→ TASK STATEMENT
Print the data exactly as it appears, keeping every word.

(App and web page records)
----

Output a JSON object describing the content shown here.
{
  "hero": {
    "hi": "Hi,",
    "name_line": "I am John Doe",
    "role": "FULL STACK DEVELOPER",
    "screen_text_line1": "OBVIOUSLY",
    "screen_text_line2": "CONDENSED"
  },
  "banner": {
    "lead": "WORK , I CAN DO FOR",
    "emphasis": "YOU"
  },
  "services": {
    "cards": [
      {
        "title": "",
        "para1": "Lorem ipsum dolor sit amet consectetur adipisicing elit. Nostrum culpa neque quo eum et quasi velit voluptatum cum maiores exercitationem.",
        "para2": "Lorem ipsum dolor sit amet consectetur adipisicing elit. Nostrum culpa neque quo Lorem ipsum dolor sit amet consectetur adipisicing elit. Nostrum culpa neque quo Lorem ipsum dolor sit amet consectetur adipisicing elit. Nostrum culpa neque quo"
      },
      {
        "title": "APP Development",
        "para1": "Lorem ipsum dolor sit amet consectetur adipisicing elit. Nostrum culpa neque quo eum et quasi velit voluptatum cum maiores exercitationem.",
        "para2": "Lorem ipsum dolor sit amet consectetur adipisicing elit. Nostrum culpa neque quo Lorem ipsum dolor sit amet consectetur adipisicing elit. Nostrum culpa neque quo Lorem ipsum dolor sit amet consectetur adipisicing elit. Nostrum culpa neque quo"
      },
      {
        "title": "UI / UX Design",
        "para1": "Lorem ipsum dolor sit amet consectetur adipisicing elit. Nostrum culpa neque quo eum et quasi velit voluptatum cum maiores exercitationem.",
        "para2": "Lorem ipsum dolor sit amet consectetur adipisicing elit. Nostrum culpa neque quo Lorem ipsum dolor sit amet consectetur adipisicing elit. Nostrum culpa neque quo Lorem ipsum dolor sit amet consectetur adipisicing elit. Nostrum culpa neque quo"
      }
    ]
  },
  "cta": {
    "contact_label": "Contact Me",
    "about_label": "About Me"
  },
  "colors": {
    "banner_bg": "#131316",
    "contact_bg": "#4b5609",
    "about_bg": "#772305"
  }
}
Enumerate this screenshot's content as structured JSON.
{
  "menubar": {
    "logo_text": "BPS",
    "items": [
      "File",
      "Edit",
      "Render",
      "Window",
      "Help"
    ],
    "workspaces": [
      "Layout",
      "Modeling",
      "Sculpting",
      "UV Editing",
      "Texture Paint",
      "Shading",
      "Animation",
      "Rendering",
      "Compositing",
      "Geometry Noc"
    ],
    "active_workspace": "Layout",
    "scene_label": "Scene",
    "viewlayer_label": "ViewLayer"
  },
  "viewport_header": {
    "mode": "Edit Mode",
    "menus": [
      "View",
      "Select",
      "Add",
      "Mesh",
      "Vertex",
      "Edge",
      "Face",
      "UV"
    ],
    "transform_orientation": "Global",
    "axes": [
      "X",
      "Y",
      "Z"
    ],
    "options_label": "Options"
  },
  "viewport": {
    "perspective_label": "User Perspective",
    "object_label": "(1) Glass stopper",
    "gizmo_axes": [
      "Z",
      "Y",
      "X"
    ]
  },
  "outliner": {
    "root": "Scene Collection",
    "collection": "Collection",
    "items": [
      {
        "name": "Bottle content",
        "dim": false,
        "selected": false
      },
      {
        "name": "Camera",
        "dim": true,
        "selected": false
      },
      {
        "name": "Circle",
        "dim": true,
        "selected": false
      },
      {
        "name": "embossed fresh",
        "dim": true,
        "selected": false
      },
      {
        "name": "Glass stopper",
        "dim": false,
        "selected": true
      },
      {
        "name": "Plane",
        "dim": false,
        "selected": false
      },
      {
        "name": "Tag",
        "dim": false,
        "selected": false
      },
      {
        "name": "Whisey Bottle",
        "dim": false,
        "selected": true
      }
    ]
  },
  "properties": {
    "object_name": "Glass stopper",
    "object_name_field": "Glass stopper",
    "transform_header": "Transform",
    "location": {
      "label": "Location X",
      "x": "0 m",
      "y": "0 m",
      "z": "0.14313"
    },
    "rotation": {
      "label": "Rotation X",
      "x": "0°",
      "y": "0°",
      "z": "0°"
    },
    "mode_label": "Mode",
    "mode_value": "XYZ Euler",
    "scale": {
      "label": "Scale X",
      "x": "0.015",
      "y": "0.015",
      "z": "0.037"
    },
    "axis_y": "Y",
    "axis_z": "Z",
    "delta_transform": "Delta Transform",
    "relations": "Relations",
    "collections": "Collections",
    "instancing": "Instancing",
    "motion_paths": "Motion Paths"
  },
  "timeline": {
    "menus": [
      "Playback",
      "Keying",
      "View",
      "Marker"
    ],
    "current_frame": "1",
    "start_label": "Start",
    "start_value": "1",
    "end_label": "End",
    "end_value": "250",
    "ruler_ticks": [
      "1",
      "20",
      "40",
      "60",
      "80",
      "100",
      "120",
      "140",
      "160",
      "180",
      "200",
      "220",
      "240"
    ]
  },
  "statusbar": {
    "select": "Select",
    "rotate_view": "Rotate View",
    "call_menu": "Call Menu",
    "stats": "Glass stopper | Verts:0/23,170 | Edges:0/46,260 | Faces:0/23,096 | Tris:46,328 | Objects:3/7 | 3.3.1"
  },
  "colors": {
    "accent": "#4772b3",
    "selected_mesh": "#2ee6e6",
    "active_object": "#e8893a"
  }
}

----

→ RESULT
Output a JSON object describing the content shown here.
{
  "hero": {
    "hi": "Hi,",
    "name_line": "I am John Doe",
    "role": "FULL STACK DEVELOPER",
    "screen_text_line1": "OBVIOUSLY",
    "screen_text_line2": "CONDENSED"
  },
  "banner": {
    "lead": "WORK , I CAN DO FOR",
    "emphasis": "YOU"
  },
  "services": {
    "cards": [
      {
        "title": "",
        "para1": "Lorem ipsum dolor sit amet consectetur adipisicing elit. Nostrum culpa neque quo eum et quasi velit voluptatum cum maiores exercitationem.",
        "para2": "Lorem ipsum dolor sit amet consectetur adipisicing elit. Nostrum culpa neque quo Lorem ipsum dolor sit amet consectetur adipisicing elit. Nostrum culpa neque quo Lorem ipsum dolor sit amet consectetur adipisicing elit. Nostrum culpa neque quo"
      },
      {
        "title": "APP Development",
        "para1": "Lorem ipsum dolor sit amet consectetur adipisicing elit. Nostrum culpa neque quo eum et quasi velit voluptatum cum maiores exercitationem.",
        "para2": "Lorem ipsum dolor sit amet consectetur adipisicing elit. Nostrum culpa neque quo Lorem ipsum dolor sit amet consectetur adipisicing elit. Nostrum culpa neque quo Lorem ipsum dolor sit amet consectetur adipisicing elit. Nostrum culpa neque quo"
      },
      {
        "title": "UI / UX Design",
        "para1": "Lorem ipsum dolor sit amet consectetur adipisicing elit. Nostrum culpa neque quo eum et quasi velit voluptatum cum maiores exercitationem.",
        "para2": "Lorem ipsum dolor sit amet consectetur adipisicing elit. Nostrum culpa neque quo Lorem ipsum dolor sit amet consectetur adipisicing elit. Nostrum culpa neque quo Lorem ipsum dolor sit amet consectetur adipisicing elit. Nostrum culpa neque quo"
      }
    ]
  },
  "cta": {
    "contact_label": "Contact Me",
    "about_label": "About Me"
  },
  "colors": {
    "banner_bg": "#131316",
    "contact_bg": "#4b5609",
    "about_bg": "#772305"
  }
}
Enumerate this screenshot's content as structured JSON.
{
  "menubar": {
    "logo_text": "BPS",
    "items": [
      "File",
      "Edit",
      "Render",
      "Window",
      "Help"
    ],
    "workspaces": [
      "Layout",
      "Modeling",
      "Sculpting",
      "UV Editing",
      "Texture Paint",
      "Shading",
      "Animation",
      "Rendering",
      "Compositing",
      "Geometry Noc"
    ],
    "active_workspace": "Layout",
    "scene_label": "Scene",
    "viewlayer_label": "ViewLayer"
  },
  "viewport_header": {
    "mode": "Edit Mode",
    "menus": [
      "View",
      "Select",
      "Add",
      "Mesh",
      "Vertex",
      "Edge",
      "Face",
      "UV"
    ],
    "transform_orientation": "Global",
    "axes": [
      "X",
      "Y",
      "Z"
    ],
    "options_label": "Options"
  },
  "viewport": {
    "perspective_label": "User Perspective",
    "object_label": "(1) Glass stopper",
    "gizmo_axes": [
      "Z",
      "Y",
      "X"
    ]
  },
  "outliner": {
    "root": "Scene Collection",
    "collection": "Collection",
    "items": [
      {
        "name": "Bottle content",
        "dim": false,
        "selected": false
      },
      {
        "name": "Camera",
        "dim": true,
        "selected": false
      },
      {
        "name": "Circle",
        "dim": true,
        "selected": false
      },
      {
        "name": "embossed fresh",
        "dim": true,
        "selected": false
      },
      {
        "name": "Glass stopper",
        "dim": false,
        "selected": true
      },
      {
        "name": "Plane",
        "dim": false,
        "selected": false
      },
      {
        "name": "Tag",
        "dim": false,
        "selected": false
      },
      {
        "name": "Whisey Bottle",
        "dim": false,
        "selected": true
      }
    ]
  },
  "properties": {
    "object_name": "Glass stopper",
    "object_name_field": "Glass stopper",
    "transform_header": "Transform",
    "location": {
      "label": "Location X",
      "x": "0 m",
      "y": "0 m",
      "z": "0.14313"
    },
    "rotation": {
      "label": "Rotation X",
      "x": "0°",
      "y": "0°",
      "z": "0°"
    },
    "mode_label": "Mode",
    "mode_value": "XYZ Euler",
    "scale": {
      "label": "Scale X",
      "x": "0.015",
      "y": "0.015",
      "z": "0.037"
    },
    "axis_y": "Y",
    "axis_z": "Z",
    "delta_transform": "Delta Transform",
    "relations": "Relations",
    "collections": "Collections",
    "instancing": "Instancing",
    "motion_paths": "Motion Paths"
  },
  "timeline": {
    "menus": [
      "Playback",
      "Keying",
      "View",
      "Marker"
    ],
    "current_frame": "1",
    "start_label": "Start",
    "start_value": "1",
    "end_label": "End",
    "end_value": "250",
    "ruler_ticks": [
      "1",
      "20",
      "40",
      "60",
      "80",
      "100",
      "120",
      "140",
      "160",
      "180",
      "200",
      "220",
      "240"
    ]
  },
  "statusbar": {
    "select": "Select",
    "rotate_view": "Rotate View",
    "call_menu": "Call Menu",
    "stats": "Glass stopper | Verts:0/23,170 | Edges:0/46,260 | Faces:0/23,096 | Tris:46,328 | Objects:3/7 | 3.3.1"
  },
  "colors": {
    "accent": "#4772b3",
    "selected_mesh": "#2ee6e6",
    "active_object": "#e8893a"
  }
}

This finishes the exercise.